What this task involves >>
Return every line of the material exactly.

Extracted data >>
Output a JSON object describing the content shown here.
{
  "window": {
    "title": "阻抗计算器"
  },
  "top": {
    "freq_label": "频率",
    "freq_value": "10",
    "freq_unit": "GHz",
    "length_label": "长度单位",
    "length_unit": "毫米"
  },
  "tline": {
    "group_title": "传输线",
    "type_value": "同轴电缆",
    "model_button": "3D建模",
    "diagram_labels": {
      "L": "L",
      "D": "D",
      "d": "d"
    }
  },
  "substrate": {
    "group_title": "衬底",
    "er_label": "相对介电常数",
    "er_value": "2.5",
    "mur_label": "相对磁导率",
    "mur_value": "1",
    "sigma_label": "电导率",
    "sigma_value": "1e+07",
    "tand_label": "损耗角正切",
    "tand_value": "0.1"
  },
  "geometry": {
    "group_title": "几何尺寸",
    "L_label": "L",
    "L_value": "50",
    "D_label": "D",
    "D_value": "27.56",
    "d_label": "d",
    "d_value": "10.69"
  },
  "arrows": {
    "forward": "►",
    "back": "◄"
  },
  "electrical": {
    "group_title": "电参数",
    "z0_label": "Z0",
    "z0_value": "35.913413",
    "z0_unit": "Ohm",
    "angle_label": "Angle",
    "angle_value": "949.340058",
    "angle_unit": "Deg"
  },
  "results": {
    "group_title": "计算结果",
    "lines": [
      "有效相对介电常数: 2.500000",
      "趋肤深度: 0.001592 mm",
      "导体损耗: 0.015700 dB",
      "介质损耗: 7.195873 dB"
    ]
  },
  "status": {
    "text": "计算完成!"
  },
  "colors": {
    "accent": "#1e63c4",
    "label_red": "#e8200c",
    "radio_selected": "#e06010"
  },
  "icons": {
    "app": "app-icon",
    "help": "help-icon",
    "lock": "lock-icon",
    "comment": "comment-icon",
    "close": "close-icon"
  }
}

Worked solution >>
Output a JSON object describing the content shown here.
{
  "window": {
    "title": "阻抗计算器"
  },
  "top": {
    "freq_label": "频率",
    "freq_value": "10",
    "freq_unit": "GHz",
    "length_label": "长度单位",
    "length_unit": "毫米"
  },
  "tline": {
    "group_title": "传输线",
    "type_value": "同轴电缆",
    "model_button": "3D建模",
    "diagram_labels": {
      "L": "L",
      "D": "D",
      "d": "d"
    }
  },
  "substrate": {
    "group_title": "衬底",
    "er_label": "相对介电常数",
    "er_value": "2.5",
    "mur_label": "相对磁导率",
    "mur_value": "1",
    "sigma_label": "电导率",
    "sigma_value": "1e+07",
    "tand_label": "损耗角正切",
    "tand_value": "0.1"
  },
  "geometry": {
    "group_title": "几何尺寸",
    "L_label": "L",
    "L_value": "50",
    "D_label": "D",
    "D_value": "27.56",
    "d_label": "d",
    "d_value": "10.69"
  },
  "arrows": {
    "forward": "►",
    "back": "◄"
  },
  "electrical": {
    "group_title": "电参数",
    "z0_label": "Z0",
    "z0_value": "35.913413",
    "z0_unit": "Ohm",
    "angle_label": "Angle",
    "angle_value": "949.340058",
    "angle_unit": "Deg"
  },
  "results": {
    "group_title": "计算结果",
    "lines": [
      "有效相对介电常数: 2.500000",
      "趋肤深度: 0.001592 mm",
      "导体损耗: 0.015700 dB",
      "介质损耗: 7.195873 dB"
    ]
  },
  "status": {
    "text": "计算完成!"
  },
  "colors": {
    "accent": "#1e63c4",
    "label_red": "#e8200c",
    "radio_selected": "#e06010"
  },
  "icons": {
    "app": "app-icon",
    "help": "help-icon",
    "lock": "lock-icon",
    "comment": "comment-icon",
    "close": "close-icon"
  }
}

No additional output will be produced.